During the period 1945-70, a team of professional actuaries, statisticians and medical doctors undertook pioneering research and development work at London Transport’s headquarters in the iconic 55 Broadway, Westminster building. This team comprised nine individuals who worked at London Transport during this period: F.A.A. Menzler; F.H. Spratling; F.J. Lloyd; K.G. Murden; C.J. Cornwall; L.G. Norman; P.A.B. Raffle; J.E. Ager; and K.G. Buffin. Under the leadership of Menzler, who was President of the Institute of Actuaries 1950-52, this team ventured into the “wider fields” beyond traditional actuarial practice. They undertook several research and development projects that contributed to the efficiency of London’s public transport system, including development of a database for 100,000 London Transport workers; research into health and sickness experience of various classes of London Transport workers; study of travel patterns of the London population; planning for development of new lines on the London Transport Underground system; optimization of scheduling for bus and Underground services consistent with passenger flows and travel times. Much of the credit for these projects goes to Menzler who, as Director of Research and Development at London Transport, had the vision and conviction to apply traditional actuarial and statistical methodology to the challenges of managing a large undertaking and preparing for future development. These challenges included staff administration, operational efficiency, and infrastructure development.
Early in his career, Menzler wrote a paper for the Institute of Actuaries The Future of the Actuarial Profession that was a significant influence on the Institute, fostering research, publicity for the profession, appointment of a permanent committee to maintain liaison with other bodies and monitor legislation and political activities. He encouraged the profession to expand its horizons into statistics, finance, investment, demography, operational research and business management. In 1950 his Presidential Address to the Institute of Actuaries The Actuary in the National Economy set out his view of the future role for actuaries providing advice relating to important public policy issues. In 1954 Spratling delivered a paper The Wider Field that began with an acknowledgement of the work of Menzler and extended the discussion of the scope of the wider field to embrace a range of topics including finance and investment and general business enterprise management, including human resource management. One of Spratling’s major contributions to human resource management was the development of London Transport’s Central Record of Staff Statistics (CRSS). Spratling and Lloyd presented a paper in 1951 Personnel Statistics and Sickness Absence Statistics that demonstrated a particular application of the CRSS in monitoring the incidence of absence from work. Spratling and Norman published the major results of the sickness absence statistics for the period 1949-52 in a 1956 book Health in Industry. The key statistical measures of sickness absence presented in the book included: sickness rates; inception rates; average length of spell, with separate statistics for short spells of one to three days duration, and longer spells of from four or more days. The analysis covered seven different staff categories and presented results according to five-year age groups and by cause, as defined by broad diagnostic groups utilizing World Health Organization groupings. Ager and Raffle subsequently extended this work to later periods of observation and published a 1973 paper Patterns in Sickness Absence: Experience of London Transport Staff over Two Decades. In 1966 Lloyd presented a paper to the Royal Statistical Society Statistical Background for the Planning and Extension to Existing Underground Railway Networks. The paper was a landmark contribution to research and development at London Transport and was instrumental in the planning of the Victoria Line in the London Underground system. The statistical methodology in the paper addressed estimates of number of passengers expected to travel on London Transport facilities and studied passenger volumes at seven key London Underground stations with respect to originating, transferring and ending passenger traffic flow and station platform utilization rates. The economic impact of demographic trends and employment conditions detailed in Lloyd’s paper were important considerations for infrastructure planning and development in connection with the new Victoria Line that began operations in 1968. It was the first entirely new line in London for fifty years and was designed to relieve congestion on other lines; it is used by 200 million passengers each year.

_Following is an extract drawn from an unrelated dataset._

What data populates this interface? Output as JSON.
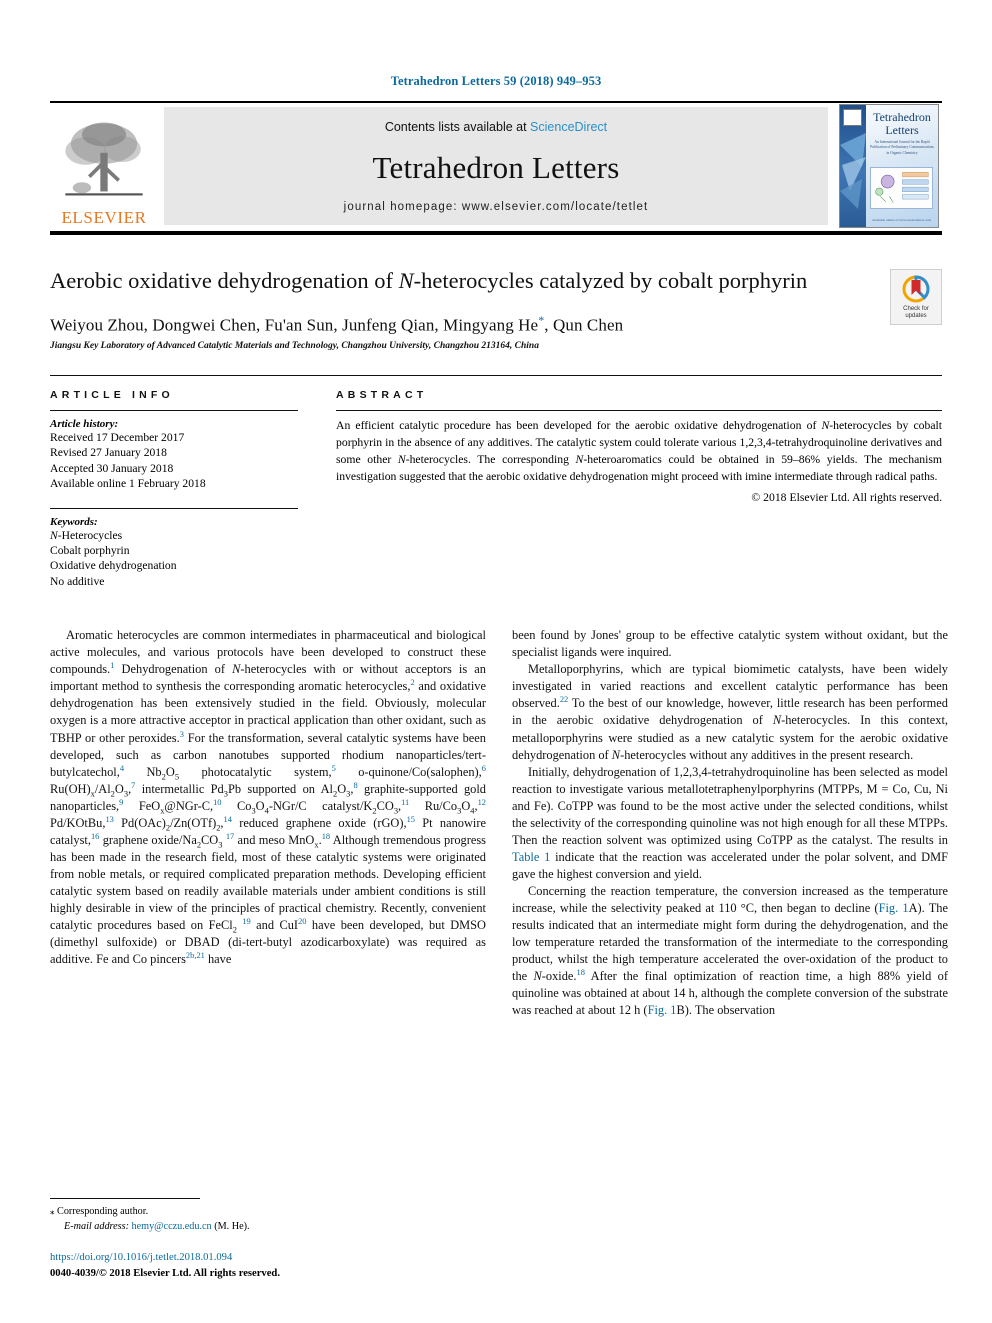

Building on the work and vision of Menzler, Spratling and others, it is appropriate to reflect on how the actuary/statistician/economist of the future might best serve a useful role in public policy. In observing how public policy is formulated in Washington, it is noteworthy that influential “think tanks” such as Brookings Institution, Urban Institute, Economic Policy Institute and others are primarily staffed by PhD economists, but rarely by actuary/statistician/economists. There are many policy areas, such as social security, healthcare provision and financing, employment conditions, infrastructure development, climate change, environmental protection, population and immigration issues, finance and investment, fiscal policy and other areas where actuaries and statisticians and economists can make significant contributions.
Ken Buffin, Editor